• **INPUT**
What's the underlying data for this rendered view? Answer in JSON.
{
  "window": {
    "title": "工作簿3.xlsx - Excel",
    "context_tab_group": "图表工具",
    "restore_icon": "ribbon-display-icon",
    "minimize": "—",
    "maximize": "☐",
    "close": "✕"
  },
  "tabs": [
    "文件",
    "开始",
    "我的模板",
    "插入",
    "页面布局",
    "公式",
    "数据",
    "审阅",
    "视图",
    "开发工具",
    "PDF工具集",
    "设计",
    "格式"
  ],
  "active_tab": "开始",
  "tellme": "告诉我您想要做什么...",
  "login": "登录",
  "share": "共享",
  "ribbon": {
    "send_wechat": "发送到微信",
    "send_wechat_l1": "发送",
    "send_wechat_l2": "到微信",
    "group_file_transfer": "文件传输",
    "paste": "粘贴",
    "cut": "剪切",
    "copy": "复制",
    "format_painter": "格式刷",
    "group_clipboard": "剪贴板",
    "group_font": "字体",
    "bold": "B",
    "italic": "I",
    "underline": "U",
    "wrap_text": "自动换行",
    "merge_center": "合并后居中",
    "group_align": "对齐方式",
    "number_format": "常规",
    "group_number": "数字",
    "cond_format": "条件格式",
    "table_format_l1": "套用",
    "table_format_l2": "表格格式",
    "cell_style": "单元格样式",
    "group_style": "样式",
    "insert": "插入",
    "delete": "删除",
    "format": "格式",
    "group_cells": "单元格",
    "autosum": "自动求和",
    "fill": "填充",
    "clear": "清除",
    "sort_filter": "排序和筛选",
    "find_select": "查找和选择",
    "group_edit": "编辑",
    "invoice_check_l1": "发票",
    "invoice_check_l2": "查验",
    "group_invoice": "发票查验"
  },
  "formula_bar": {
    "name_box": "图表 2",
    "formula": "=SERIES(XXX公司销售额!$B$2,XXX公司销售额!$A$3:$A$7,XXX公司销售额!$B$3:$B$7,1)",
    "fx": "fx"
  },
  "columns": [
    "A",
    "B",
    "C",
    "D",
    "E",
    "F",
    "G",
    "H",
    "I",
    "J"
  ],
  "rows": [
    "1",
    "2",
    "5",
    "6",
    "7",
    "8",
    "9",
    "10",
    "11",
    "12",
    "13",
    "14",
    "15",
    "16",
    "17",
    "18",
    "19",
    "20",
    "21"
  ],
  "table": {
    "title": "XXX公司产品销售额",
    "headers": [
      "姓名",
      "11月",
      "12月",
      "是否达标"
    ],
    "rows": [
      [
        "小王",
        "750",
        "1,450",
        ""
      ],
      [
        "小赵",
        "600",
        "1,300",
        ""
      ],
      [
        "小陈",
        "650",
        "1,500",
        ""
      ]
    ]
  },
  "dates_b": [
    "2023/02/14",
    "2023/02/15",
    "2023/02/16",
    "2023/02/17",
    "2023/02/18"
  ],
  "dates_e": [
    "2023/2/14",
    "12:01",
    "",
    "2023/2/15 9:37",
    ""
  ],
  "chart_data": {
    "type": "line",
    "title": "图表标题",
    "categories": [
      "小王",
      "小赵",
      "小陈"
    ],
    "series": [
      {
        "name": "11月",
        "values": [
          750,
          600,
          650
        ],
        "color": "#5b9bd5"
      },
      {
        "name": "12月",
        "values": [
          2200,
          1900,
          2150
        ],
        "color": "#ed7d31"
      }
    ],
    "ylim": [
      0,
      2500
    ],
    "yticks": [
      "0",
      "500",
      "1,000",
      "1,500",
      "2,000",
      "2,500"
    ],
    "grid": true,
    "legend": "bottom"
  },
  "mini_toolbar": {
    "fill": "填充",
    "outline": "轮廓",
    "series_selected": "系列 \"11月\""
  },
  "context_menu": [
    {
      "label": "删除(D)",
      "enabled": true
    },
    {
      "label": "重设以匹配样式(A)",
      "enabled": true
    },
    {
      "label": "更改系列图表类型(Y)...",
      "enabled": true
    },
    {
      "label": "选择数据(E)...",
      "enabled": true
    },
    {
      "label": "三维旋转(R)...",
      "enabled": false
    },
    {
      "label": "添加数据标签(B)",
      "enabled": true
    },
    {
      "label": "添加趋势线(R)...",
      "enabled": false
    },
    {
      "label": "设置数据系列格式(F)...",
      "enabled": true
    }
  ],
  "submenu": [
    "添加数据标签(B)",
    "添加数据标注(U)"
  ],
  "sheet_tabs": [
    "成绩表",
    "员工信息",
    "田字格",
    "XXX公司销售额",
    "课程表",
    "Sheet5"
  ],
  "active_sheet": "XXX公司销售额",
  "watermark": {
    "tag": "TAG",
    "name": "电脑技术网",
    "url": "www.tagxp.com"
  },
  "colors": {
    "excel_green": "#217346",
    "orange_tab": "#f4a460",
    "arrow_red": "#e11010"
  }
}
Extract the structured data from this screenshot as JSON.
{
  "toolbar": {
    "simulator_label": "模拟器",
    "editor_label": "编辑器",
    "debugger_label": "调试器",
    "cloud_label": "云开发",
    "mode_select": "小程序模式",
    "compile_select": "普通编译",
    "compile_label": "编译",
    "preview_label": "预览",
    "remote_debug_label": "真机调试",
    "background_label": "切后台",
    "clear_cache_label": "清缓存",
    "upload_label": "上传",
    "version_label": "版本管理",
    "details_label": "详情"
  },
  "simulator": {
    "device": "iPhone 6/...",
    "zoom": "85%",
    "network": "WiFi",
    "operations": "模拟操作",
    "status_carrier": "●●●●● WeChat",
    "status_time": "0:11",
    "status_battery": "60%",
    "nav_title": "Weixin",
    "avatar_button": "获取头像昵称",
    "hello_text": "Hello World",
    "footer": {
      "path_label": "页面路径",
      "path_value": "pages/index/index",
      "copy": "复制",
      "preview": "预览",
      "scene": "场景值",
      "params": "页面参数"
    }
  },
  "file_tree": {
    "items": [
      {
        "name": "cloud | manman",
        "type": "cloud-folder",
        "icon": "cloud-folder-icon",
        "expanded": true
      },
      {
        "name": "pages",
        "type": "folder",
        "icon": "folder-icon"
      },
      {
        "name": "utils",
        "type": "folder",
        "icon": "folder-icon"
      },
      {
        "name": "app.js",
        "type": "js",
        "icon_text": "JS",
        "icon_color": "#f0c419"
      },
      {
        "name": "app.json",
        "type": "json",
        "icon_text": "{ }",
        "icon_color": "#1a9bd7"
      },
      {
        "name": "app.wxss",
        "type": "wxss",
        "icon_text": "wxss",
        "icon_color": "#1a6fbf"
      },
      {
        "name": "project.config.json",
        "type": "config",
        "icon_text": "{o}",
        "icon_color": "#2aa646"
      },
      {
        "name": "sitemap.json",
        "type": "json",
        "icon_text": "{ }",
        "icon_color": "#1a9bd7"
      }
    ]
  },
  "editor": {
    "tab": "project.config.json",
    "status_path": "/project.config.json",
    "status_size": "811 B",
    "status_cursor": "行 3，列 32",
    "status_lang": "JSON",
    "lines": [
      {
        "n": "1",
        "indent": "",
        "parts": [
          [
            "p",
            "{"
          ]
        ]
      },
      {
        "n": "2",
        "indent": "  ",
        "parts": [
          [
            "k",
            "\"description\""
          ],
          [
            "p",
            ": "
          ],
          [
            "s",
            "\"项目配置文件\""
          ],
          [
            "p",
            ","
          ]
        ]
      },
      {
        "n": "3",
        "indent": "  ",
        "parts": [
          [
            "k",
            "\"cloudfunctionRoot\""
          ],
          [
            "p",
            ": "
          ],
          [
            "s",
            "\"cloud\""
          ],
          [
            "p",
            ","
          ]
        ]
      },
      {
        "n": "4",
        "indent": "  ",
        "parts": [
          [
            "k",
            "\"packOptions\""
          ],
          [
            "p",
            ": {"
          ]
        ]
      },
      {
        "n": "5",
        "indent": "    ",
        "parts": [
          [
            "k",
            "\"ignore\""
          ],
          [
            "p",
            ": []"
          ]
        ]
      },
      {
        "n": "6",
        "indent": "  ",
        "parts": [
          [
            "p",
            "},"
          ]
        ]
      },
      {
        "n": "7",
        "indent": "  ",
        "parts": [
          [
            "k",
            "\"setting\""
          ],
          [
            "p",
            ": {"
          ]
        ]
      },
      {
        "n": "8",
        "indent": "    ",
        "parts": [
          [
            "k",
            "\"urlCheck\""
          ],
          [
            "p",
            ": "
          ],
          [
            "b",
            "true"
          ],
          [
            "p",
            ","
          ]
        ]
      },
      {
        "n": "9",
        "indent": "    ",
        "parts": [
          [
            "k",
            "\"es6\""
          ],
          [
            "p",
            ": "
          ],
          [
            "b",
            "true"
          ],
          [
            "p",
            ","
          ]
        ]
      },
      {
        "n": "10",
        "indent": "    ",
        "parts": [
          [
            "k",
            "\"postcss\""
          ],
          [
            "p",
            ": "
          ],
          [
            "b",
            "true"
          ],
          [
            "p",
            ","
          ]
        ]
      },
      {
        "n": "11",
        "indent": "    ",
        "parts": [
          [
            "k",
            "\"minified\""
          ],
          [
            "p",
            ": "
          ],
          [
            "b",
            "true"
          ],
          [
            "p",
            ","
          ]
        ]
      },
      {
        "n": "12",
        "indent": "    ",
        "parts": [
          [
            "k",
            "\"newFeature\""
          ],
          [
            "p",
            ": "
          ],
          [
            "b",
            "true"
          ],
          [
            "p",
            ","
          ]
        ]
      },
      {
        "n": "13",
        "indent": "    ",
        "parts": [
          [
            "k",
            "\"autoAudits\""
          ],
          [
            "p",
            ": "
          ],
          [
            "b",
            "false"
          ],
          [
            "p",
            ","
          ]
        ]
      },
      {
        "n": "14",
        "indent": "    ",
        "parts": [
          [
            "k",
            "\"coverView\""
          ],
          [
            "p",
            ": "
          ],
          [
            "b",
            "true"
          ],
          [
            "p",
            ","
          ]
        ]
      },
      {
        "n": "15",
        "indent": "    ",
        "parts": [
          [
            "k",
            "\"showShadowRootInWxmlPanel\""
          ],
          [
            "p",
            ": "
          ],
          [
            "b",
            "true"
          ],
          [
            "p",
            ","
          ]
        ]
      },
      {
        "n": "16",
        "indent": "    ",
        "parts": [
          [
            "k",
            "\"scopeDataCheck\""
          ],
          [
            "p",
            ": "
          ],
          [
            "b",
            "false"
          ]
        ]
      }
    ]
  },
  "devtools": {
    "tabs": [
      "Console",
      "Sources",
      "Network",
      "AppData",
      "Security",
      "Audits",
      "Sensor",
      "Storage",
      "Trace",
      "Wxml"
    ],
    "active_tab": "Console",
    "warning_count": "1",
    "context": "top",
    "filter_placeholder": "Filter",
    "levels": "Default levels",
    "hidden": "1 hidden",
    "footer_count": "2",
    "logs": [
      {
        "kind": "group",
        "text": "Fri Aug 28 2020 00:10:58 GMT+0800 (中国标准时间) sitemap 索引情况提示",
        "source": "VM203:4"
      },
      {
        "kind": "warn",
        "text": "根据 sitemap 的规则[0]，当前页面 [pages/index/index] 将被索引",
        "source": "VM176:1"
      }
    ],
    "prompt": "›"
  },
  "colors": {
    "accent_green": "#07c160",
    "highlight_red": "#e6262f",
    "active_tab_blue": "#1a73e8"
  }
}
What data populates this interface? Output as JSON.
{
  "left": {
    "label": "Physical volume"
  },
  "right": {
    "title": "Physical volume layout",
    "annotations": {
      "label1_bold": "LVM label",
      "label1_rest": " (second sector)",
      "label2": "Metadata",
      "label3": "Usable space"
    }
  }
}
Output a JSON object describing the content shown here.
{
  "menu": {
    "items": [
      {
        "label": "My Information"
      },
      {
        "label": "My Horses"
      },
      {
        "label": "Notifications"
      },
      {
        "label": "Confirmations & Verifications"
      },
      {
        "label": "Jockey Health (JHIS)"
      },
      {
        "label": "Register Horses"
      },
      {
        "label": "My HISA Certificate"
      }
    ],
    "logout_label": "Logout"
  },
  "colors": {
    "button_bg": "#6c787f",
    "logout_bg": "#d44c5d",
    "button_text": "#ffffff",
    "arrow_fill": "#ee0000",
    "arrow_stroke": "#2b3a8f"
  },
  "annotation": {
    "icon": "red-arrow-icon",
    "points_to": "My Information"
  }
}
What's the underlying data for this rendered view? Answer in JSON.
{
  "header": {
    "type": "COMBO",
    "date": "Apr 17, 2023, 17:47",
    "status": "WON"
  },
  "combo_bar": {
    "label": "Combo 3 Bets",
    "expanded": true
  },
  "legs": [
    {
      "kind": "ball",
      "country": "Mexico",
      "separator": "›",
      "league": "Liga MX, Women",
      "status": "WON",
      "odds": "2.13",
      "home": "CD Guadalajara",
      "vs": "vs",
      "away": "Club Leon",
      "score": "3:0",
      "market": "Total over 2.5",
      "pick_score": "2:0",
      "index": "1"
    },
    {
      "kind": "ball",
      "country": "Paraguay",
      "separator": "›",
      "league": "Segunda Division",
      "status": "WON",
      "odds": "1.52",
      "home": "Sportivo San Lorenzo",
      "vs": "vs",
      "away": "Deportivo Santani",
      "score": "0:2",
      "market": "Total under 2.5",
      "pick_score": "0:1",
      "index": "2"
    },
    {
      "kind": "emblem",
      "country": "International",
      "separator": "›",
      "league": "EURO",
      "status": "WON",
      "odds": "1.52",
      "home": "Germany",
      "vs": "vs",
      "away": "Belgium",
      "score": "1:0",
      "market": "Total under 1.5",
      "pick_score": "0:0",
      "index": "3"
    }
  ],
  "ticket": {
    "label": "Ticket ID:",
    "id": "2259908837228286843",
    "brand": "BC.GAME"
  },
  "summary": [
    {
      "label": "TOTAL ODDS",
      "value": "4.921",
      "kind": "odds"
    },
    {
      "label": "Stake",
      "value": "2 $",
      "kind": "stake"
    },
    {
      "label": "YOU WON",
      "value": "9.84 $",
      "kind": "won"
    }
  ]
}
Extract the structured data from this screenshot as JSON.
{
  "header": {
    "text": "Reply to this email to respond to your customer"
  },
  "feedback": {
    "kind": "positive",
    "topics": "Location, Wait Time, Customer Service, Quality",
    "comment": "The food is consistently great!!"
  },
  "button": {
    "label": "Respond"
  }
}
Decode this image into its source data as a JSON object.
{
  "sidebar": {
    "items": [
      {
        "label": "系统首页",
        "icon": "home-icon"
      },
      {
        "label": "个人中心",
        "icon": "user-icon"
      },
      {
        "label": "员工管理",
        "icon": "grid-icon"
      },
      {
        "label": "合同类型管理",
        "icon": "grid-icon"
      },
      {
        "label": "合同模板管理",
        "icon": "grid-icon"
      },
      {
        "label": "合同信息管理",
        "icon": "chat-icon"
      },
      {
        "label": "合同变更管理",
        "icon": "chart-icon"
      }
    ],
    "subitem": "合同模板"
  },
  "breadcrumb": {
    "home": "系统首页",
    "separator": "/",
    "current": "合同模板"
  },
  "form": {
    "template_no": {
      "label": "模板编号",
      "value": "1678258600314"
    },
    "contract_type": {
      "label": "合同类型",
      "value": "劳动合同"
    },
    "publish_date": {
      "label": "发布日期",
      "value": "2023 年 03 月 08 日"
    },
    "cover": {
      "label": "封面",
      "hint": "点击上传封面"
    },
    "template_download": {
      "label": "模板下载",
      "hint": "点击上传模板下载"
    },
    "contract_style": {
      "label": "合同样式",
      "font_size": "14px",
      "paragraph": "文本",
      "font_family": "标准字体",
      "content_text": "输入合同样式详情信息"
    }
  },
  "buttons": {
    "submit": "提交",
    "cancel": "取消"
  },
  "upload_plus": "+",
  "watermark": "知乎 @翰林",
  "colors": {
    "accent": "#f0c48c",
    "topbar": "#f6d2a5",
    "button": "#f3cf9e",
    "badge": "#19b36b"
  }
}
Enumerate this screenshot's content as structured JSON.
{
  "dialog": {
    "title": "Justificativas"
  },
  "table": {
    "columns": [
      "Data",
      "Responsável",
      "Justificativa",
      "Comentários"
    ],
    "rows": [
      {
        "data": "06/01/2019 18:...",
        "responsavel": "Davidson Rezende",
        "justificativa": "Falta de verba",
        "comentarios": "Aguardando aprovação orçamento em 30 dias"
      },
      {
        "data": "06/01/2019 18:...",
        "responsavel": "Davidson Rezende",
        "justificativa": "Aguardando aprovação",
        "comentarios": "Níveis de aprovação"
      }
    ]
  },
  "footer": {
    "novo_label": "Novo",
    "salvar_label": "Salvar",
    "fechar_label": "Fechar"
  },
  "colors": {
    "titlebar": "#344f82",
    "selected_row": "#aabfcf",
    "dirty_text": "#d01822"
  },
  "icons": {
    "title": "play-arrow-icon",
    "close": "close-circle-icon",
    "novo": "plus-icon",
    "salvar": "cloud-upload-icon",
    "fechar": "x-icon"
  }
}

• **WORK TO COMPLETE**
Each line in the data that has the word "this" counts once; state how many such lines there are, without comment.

• **EXPECTED OUTPUT**
8